HERE was a woman in Baile Thangusdail, and she was out seeking a couple of calves; and the night and lateness caught her, and there came rain and tempest, and she was seeking shelter. She went to a knoll with the couple of calves, and she was striking a tether-peg into it. The knoll opened. She heard a gleegashing as if a pot-hook were clashing beside a pot. She took wonder, and she stopped striking the tether-peg. A woman put out her head and all above her middle, and she said, "What business hast thou to be troubling this tulman in which I make my dwelling?" "I am taking care of this couple of calves, and I am but weak. Where shall I go with them?" "Thou shalt go with them to that breast down yonder. Thou wilt see a tuft of grass. If thy couple of calves eat that tuft of grass, thou wilt not be a day without a milk cow as long as thou art alive, because thou hast taken my counsel."
As she said, she never was without a milk cow after that, and she was alive fourscore and fifteen years after the night that was there.
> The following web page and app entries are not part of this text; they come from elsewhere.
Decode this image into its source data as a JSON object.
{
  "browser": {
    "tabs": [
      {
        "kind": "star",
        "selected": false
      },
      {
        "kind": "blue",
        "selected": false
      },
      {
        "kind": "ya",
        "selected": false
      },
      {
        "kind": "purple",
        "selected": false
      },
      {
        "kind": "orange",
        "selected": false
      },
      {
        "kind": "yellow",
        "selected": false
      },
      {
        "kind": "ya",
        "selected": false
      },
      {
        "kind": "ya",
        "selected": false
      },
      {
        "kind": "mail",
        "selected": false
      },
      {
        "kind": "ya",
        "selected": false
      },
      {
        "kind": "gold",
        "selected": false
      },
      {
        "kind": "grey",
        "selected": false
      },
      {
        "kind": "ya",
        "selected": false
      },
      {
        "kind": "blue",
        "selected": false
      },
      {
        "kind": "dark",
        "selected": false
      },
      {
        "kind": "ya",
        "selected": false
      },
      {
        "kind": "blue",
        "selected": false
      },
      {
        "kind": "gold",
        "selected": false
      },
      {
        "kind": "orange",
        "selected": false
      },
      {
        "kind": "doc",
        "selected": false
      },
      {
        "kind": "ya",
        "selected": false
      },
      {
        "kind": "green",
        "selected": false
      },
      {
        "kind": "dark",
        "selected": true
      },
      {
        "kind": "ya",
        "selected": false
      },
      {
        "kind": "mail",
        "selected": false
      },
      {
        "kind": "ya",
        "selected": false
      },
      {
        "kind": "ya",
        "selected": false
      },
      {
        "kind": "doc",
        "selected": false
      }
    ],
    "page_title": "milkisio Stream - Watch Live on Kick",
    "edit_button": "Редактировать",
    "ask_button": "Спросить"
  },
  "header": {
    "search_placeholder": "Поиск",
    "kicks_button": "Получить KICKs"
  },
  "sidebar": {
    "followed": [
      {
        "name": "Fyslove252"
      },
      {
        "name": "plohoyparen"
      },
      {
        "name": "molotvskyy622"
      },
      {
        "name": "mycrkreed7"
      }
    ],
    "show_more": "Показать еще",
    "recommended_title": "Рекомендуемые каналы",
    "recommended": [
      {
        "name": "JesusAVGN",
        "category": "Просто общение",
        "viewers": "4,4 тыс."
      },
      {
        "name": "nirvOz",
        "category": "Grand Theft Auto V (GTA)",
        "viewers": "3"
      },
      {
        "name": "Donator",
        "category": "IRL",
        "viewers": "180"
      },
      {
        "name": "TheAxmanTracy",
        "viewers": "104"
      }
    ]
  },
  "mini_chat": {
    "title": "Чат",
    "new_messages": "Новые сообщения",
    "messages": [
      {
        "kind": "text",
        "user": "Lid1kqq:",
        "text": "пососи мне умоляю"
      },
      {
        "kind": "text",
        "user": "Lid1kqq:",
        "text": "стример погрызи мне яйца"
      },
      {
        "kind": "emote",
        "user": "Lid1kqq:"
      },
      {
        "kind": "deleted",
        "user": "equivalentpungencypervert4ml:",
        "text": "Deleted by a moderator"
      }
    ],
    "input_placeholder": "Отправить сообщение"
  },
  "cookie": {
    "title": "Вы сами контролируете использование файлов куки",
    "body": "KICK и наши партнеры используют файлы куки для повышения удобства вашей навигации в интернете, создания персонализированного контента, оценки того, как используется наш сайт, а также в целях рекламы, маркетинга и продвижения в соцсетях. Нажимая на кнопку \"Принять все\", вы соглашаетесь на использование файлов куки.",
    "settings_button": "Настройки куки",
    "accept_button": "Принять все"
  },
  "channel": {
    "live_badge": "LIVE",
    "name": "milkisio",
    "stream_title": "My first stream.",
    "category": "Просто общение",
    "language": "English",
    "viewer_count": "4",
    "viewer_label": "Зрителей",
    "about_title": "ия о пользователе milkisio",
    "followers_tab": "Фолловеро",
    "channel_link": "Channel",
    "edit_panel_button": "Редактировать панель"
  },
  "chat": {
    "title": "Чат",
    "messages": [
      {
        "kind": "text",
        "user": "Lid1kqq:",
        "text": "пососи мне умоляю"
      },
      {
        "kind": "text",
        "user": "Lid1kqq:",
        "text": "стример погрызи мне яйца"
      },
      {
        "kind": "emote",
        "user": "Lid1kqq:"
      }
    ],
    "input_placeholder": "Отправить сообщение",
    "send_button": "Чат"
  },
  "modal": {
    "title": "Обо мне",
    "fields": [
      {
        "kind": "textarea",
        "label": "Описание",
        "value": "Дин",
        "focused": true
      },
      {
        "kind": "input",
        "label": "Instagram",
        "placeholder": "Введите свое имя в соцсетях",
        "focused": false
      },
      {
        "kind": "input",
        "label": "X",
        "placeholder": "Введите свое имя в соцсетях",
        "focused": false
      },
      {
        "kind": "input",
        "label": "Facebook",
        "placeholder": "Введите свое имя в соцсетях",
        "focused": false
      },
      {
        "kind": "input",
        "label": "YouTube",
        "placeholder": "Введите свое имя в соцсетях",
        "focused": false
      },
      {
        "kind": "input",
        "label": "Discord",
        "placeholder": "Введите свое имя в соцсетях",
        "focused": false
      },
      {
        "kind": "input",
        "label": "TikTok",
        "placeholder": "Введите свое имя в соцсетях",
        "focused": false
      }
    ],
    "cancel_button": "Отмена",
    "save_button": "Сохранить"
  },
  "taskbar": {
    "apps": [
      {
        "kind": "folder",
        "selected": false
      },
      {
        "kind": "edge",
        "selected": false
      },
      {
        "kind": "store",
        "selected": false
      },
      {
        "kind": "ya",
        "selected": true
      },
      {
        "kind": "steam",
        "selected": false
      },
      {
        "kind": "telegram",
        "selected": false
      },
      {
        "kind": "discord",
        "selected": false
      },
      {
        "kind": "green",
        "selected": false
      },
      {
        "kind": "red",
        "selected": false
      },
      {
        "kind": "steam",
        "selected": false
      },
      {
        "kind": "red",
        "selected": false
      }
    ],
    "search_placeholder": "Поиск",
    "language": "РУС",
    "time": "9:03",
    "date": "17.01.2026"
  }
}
Written by Hector MacLean, from the dictation of a man in Barra.